Croghan has other issues: window frames and ceilings leak in driving rain, ruining books; the space between some windows’ panes is full of brown, peeling coating that came loose when the vacuum seal broke; my room is so cold at times that students wear their coats in the classroom; when it is very hot, a 10 x 10 foot space in the center of the room is the only place students can feel the ceiling fan; students need to carry food trays from the kitchen down a set of stairs to the gym to eat, resulting in spilled food; the stage is used as storage, so most assemblies are held on the gym floor; tutors and volunteers lack space, so they work with children in noisy hallways , trying to help them improve their reading; the boys’ and girls’ bathrooms are on opposite sides of the building, so teachers of primary grades waste time taking first the boys to the bathroom, then the girls; and there is no elevator in our building so there have been times when students must be carried up and down the stairs to their classrooms. I also suspect the number of students who experience bloody noses and irritated eyes is related to the content of the fine dust that swirls through the air when the windows are open. This old building impedes learning in so many ways.
New schools would bring new life and learning into our district. I dream of teaching in a space where all students can hear me clearly, where they can all read for long periods free of harsh lighting, where they can all learn in ways that work best for each and every one, and where their safety has been designed into the very building. Please, consider the children of Fremont and their learning when you vote on May 2.
Fifth Grade Teacher
Klatte, M., Bergstrom, K., & Lachmann, T. (1993). Does noise affect learning? A short review on noise effects on cognitive performance in children. Frontiers in Psychology 4(578). Retrieved from https://www.ncbi.nlm.nih.gov/pmc/articles/PMC3757288/
National Council on School Facilities. (2016). State of Our Schools. Retrieved from http://www.21csf.org/best-home/docuploads/pub/331_StateofOurSchools2016.pdf

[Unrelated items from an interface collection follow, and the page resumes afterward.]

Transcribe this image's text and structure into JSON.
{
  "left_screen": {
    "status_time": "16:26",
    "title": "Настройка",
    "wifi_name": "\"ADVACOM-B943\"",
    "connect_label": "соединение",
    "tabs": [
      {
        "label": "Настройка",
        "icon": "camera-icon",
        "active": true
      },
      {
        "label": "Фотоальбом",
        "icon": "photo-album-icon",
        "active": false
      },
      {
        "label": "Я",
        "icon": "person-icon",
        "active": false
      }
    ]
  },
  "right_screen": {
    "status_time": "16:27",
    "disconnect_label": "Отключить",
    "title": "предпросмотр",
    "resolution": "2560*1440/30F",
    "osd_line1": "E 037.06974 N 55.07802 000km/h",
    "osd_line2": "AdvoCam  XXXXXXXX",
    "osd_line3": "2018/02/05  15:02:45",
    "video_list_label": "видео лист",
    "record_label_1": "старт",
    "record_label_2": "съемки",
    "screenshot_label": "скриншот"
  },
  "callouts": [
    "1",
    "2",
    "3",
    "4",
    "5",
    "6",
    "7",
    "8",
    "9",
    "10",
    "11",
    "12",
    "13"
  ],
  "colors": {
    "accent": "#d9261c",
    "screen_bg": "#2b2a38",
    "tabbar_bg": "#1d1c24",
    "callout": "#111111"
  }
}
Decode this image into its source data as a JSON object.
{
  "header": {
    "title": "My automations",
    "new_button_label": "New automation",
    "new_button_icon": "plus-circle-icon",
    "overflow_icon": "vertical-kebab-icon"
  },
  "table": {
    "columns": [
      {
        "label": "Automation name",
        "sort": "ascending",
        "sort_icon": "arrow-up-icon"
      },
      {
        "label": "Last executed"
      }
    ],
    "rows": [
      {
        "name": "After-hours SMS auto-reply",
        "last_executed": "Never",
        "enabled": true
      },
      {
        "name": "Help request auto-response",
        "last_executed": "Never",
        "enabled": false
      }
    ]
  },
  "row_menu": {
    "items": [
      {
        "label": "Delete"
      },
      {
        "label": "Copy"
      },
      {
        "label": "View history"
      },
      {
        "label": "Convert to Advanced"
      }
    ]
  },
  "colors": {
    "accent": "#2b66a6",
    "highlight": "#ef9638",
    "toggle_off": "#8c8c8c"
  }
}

U.S. Department of Education. (1993). 120 Years of American Education: A Statistical Portrait. Retrieved from https://nces.ed.gov/pubs93/93442.pdf